Bureau of Indian Affairs finalizes rule for burial assistance program (5/4)
National Indian Gaming Commission selects first vice chair in years (5/4)
Lakota Country Times: Oglala Sioux Tribe assists vets with housing (5/4)
Native Sun News: Northern Cheyenne Tribe pushed to hold election (5/4)
Jim Kent: Governor of South Dakota blissfully ignorant about tribes (5/4)
Ernestine Chasing Hawk: Who made the decision to kill Anna Mae? (5/4)
Suzan Shown Harjo: Delete 'off the reservation' from our discourse (5/4)
Simon Moya-Smith: Donald Trump sees Indian people going 'wild' (5/4)
Dina Gilio-Whitaker: Native issues are afterthought for candidates (5/4)
Blackfeet Nation to see $107M from Cobell land buy-back program (5/4)
Democrat Bernie Sanders staying in race as last Republicans quit (5/4)
Keweenaw Bay Indian Community fails to sell governor on casino (5/4)
Editorial: Work with Cloverdale Rancheria rather than fight casino (5/4)
Lakota Country Times: Governor lectures tribe about sacred lands (5/3)
Native Sun News: Navajo Nation chapter sues tribe over water deal (5/3)
Vi Waln: Rosebud Sioux Reservation plagued by abuse and assault (5/3)

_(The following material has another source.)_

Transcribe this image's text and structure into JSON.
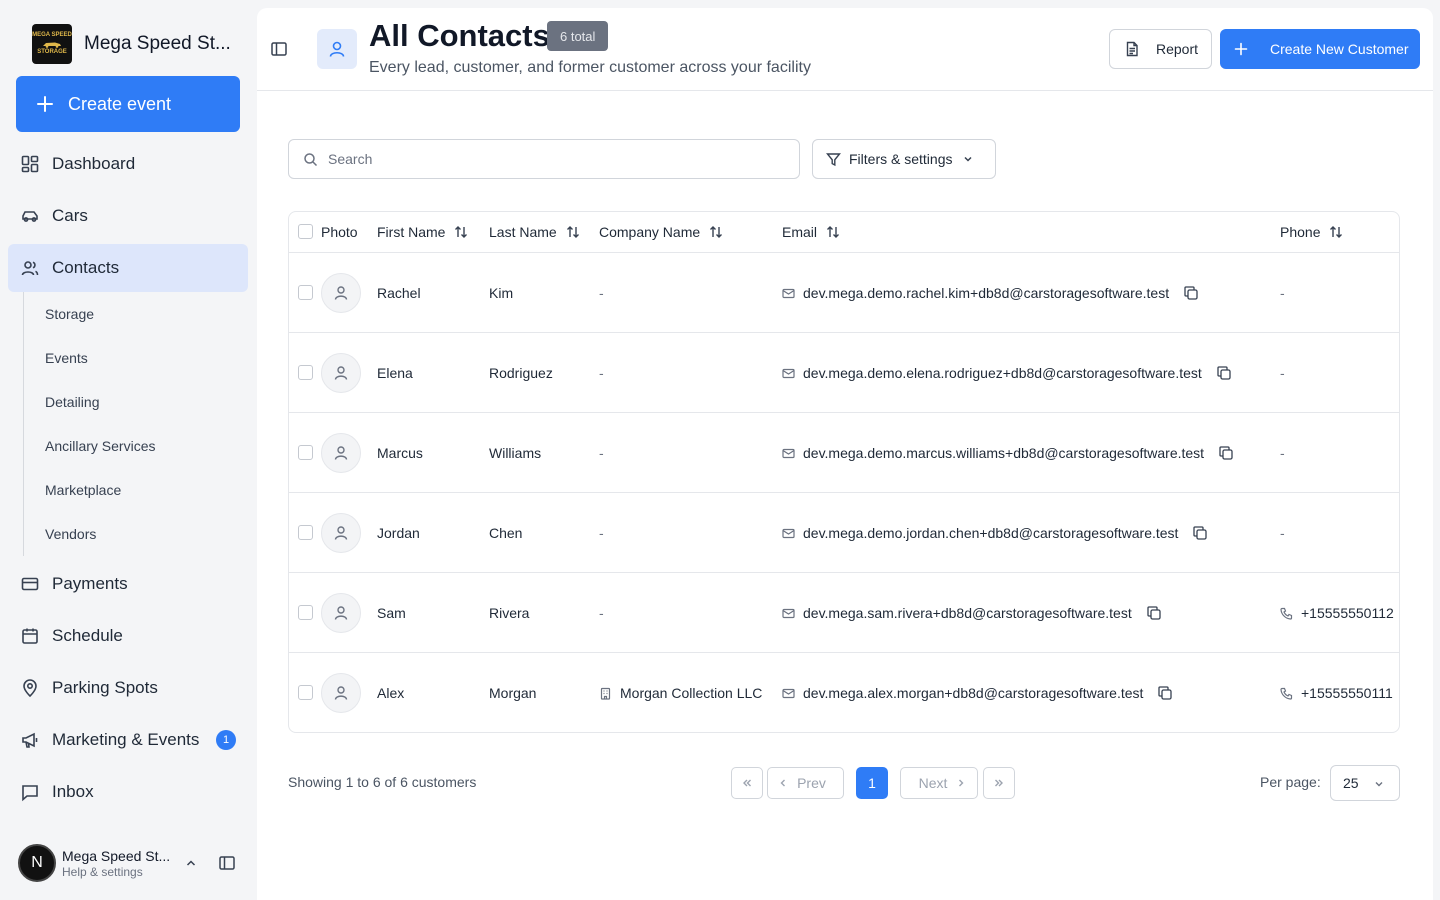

James Giago Davies: Propaganda machine protects racist mascot (5/3)
Cronkite News: Sports teams turn to tribes for naming rights deals (5/3)
Steven Newcomb: Tricking the original nations into reconciliation (5/3)

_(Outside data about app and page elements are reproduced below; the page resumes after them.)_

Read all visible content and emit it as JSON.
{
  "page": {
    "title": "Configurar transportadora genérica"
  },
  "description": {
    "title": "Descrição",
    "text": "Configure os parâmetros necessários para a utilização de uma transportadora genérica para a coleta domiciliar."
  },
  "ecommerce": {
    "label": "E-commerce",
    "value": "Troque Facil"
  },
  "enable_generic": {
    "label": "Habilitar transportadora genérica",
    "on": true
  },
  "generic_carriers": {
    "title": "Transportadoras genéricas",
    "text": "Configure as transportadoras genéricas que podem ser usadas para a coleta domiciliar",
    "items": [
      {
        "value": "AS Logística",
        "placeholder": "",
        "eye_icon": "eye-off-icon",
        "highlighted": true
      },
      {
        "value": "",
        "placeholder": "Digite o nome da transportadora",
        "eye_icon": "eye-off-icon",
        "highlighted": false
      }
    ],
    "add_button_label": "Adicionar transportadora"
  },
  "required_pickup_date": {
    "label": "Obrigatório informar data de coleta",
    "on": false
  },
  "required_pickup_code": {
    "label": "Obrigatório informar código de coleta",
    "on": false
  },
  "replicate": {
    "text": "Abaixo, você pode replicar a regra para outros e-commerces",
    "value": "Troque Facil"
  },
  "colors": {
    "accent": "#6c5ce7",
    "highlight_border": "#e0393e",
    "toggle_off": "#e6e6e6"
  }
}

Rosebud man selected as leader of South Dakota State University (5/3)
Klamath Tribes report results of election for leadership positions (5/3)

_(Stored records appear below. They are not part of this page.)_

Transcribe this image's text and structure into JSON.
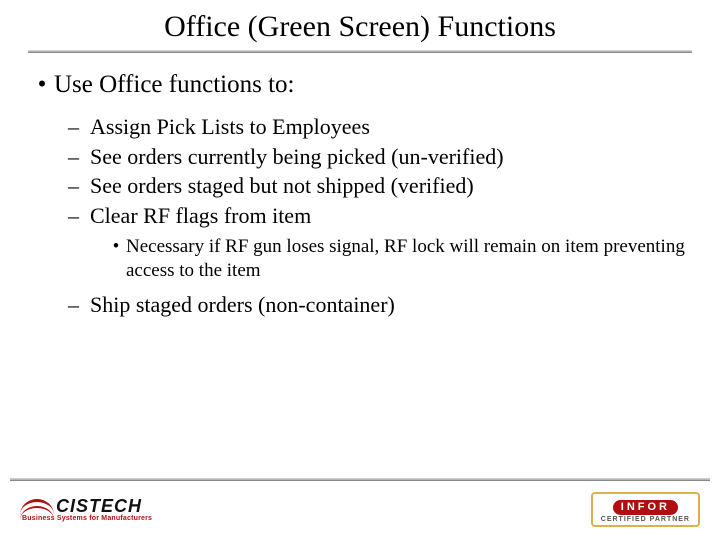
{
  "title": "Office (Green Screen) Functions",
  "intro": "Use Office functions to:",
  "items": [
    "Assign Pick Lists to Employees",
    "See orders currently being picked (un-verified)",
    "See orders staged but not shipped (verified)",
    "Clear RF flags from item"
  ],
  "subnote": "Necessary if RF gun loses signal, RF lock will remain on item preventing access to the item",
  "item5": "Ship staged orders (non-container)",
  "logo": {
    "cistech_name": "CISTECH",
    "cistech_tag": "Business Systems for Manufacturers",
    "infor_name": "INFOR",
    "infor_tag": "CERTIFIED PARTNER"
  }
}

Leaders of Louisiana tribes in conflict over $48M relocation grant (5/3)
Choctaw Nation ordered to pay $11M for casino bus crash deaths (5/3)
Arizona reports 5.1 percent decline in casino revenue from tribes (5/3)
Timbisha Shoshone Tribe casino up for discussion at city meeting (5/3)
Schaghticoke Tribal Nation hoping to keep gaming lawsuit going (5/3)
Blackfeet Nation welcomes Interior Secretary Jewell to homeland (5/2)
Native Sun News: Family confronts man linked to woman's death (5/2)
Lakota Country Times: State shows cards in fight over sacred site (5/2)
Clara Caufield: Living in a state of emergency on my reservation (5/2)
Mark Trahant: Native newspapers and presidential endorsements (5/2)
Mark Charles: Politicians haven't learned from our genocidal past (5/2)
Kevin Washburn: Land buy-back program benefits Indian Country (5/2)
Ruth Hopkins: Tell indigenous youth that their lives really matter (5/2)
Peter d'Errico: Suicides are outcome of intergenerational trauma (5/2)
Indian Health Service reaches agreements for troubled facilities (5/2)
Native girl survives night alone in forest with help of three dogs (5/2)
Gathering of Nations wraps up with crowning of Miss Indian World (5/2)
University leader doesn't see seal that excludes Natives as racist (5/2)
New bill takes aim at casinos opposed by rival tribes in California (5/2)
Cloverdale Rancheria wins approval of casino land-into-trust bid (5/2)
Mashpee Wampanaog Tribe overcomes hurdles with casino plan (5/2)
Cowlitz Tribe aims to hire locals as casino construction continues (5/2)
Gathering scheduled in June at site of former BIA insane asylum (4/29)
Native Sun News: Tribal college student overcomes challenges (4/29)
Ivan Star Comes Out: Ancestors are gone but language lives on (4/29)
Mike Rounds: Eliminate 'hateful' and 'paternalistic' federal laws (4/29)
Harlan McKosato: White privilege fuels Donald Trump's fanbase (4/29)
Indian Health Service faulted for lengthy waits for patient care (4/29)
Mescalero Apache woman to compete for Miss United States (4/29)
Environmental Protection Agency pays little to tribes for spill (4/29)
Measure to declare bison as official mammal ready for Obama (4/29)
John Wayne's negative views about tribes resurface in debate (4/29)
Chumash Tribe picks Kenneth Kahn as first new leader in years (4/29)
Mille Lacs Band announces upgrades as casino marks 25 years (4/29)
more headlines...

Home | Arts & Entertainment | Business | Canada | Cobell Lawsuit | Education | Environment | Federal Recognition | Federal Register | Forum | Health | Humor | Indian Gaming | Indian Trust | Jack Abramoff Scandal | Jobs & Notices | Law | National | News | Opinion | Politics | Sports | Technology | World

Indianz.Com Terms of Service | Indianz.Com Privacy Policy
About Indianz.Com | Advertise on Indianz.Com

Indianz.Com is a product of Noble Savage Media, LLC and Ho-Chunk, Inc.